Entries from a dataset of interfaces:

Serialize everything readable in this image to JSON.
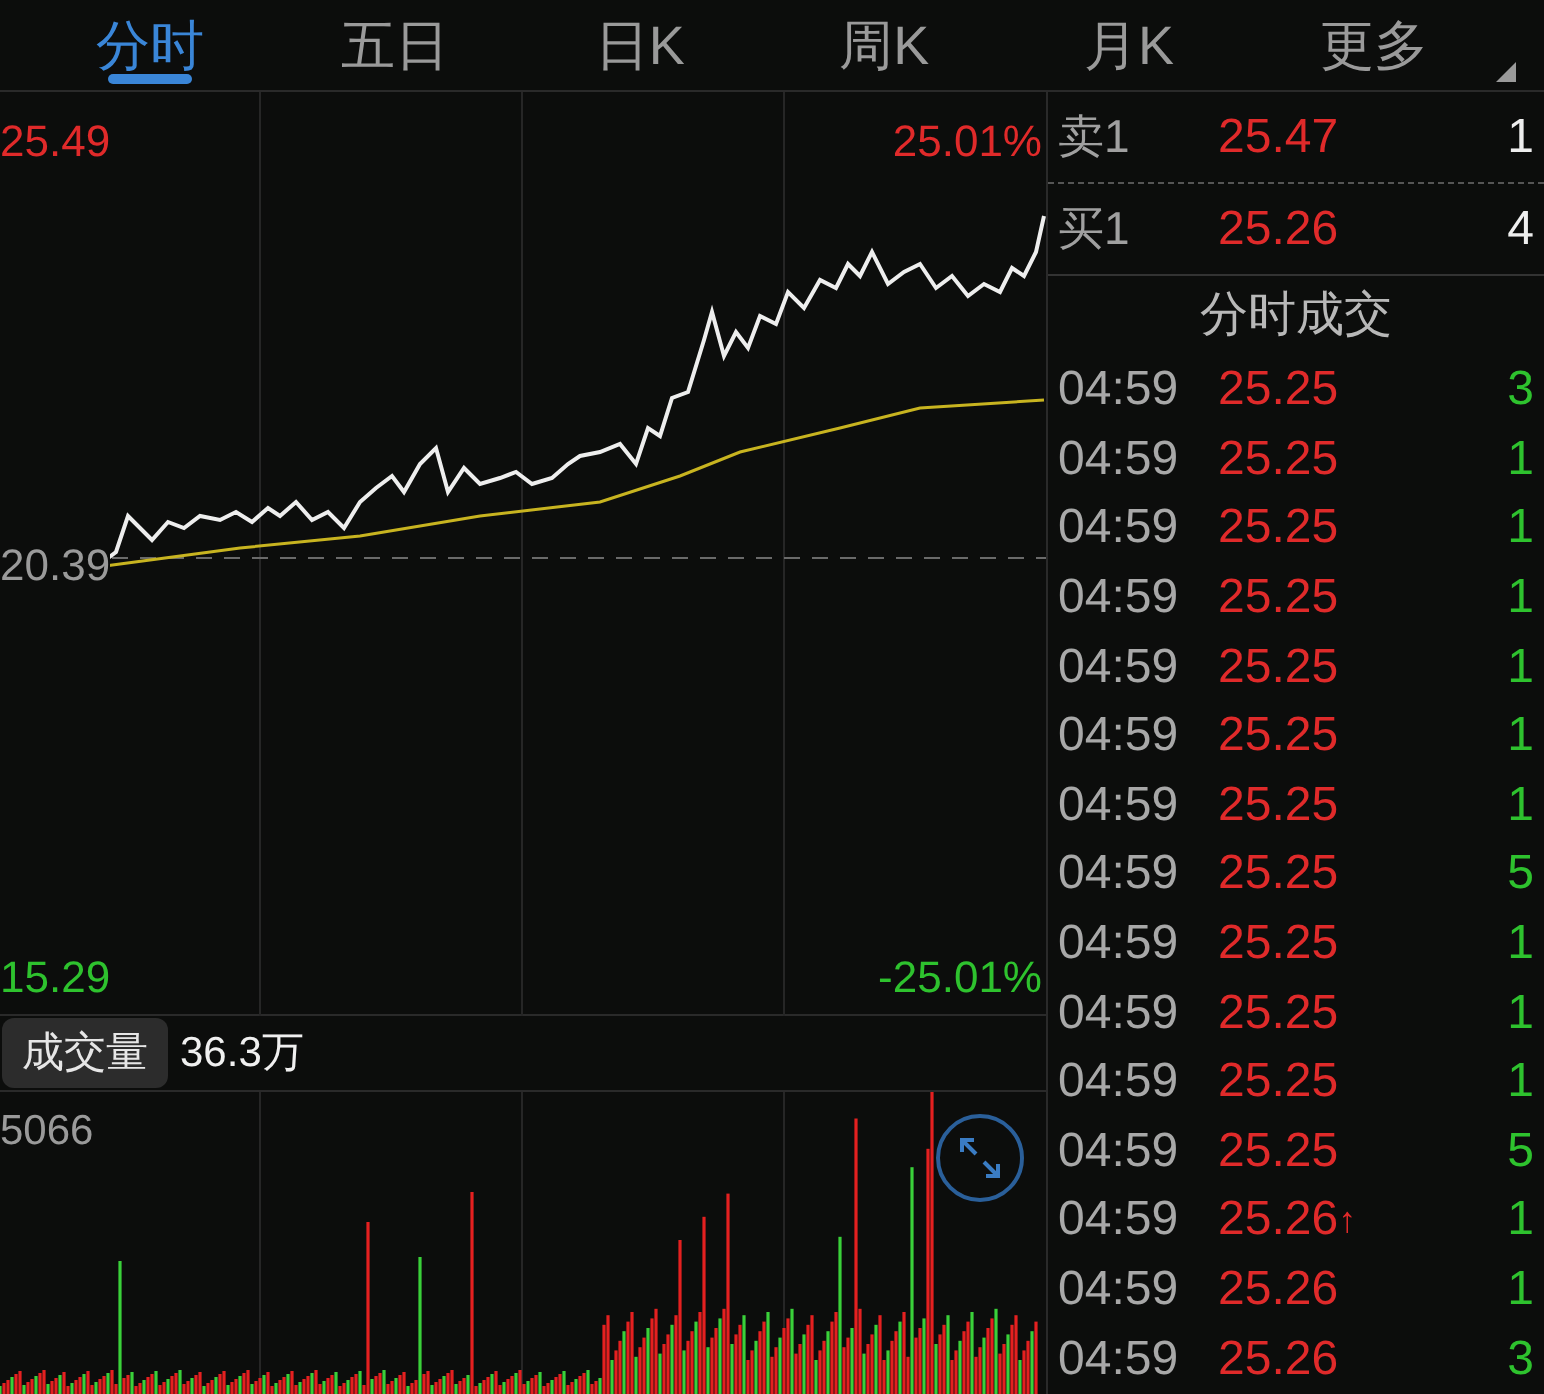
{
  "tabs": [
    {
      "label": "分时",
      "selected": true
    },
    {
      "label": "五日",
      "selected": false
    },
    {
      "label": "日K",
      "selected": false
    },
    {
      "label": "周K",
      "selected": false
    },
    {
      "label": "月K",
      "selected": false
    },
    {
      "label": "更多",
      "selected": false,
      "kind": "menu"
    }
  ],
  "price_chart": {
    "high": "25.49",
    "high_pct": "25.01%",
    "mid": "20.39",
    "low": "15.29",
    "low_pct": "-25.01%"
  },
  "volume": {
    "label": "成交量",
    "total": "36.3万",
    "max": "5066"
  },
  "quotes": [
    {
      "label": "卖1",
      "price": "25.47",
      "qty": "1"
    },
    {
      "label": "买1",
      "price": "25.26",
      "qty": "4"
    }
  ],
  "trades_title": "分时成交",
  "trades": [
    {
      "time": "04:59",
      "price": "25.25",
      "qty": "3"
    },
    {
      "time": "04:59",
      "price": "25.25",
      "qty": "1"
    },
    {
      "time": "04:59",
      "price": "25.25",
      "qty": "1"
    },
    {
      "time": "04:59",
      "price": "25.25",
      "qty": "1"
    },
    {
      "time": "04:59",
      "price": "25.25",
      "qty": "1"
    },
    {
      "time": "04:59",
      "price": "25.25",
      "qty": "1"
    },
    {
      "time": "04:59",
      "price": "25.25",
      "qty": "1"
    },
    {
      "time": "04:59",
      "price": "25.25",
      "qty": "5"
    },
    {
      "time": "04:59",
      "price": "25.25",
      "qty": "1"
    },
    {
      "time": "04:59",
      "price": "25.25",
      "qty": "1"
    },
    {
      "time": "04:59",
      "price": "25.25",
      "qty": "1"
    },
    {
      "time": "04:59",
      "price": "25.25",
      "qty": "5"
    },
    {
      "time": "04:59",
      "price": "25.26",
      "mark": "↑",
      "qty": "1"
    },
    {
      "time": "04:59",
      "price": "25.26",
      "qty": "1"
    },
    {
      "time": "04:59",
      "price": "25.26",
      "qty": "3"
    }
  ]
}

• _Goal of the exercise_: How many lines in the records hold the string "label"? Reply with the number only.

• _Answer to the problem_: 9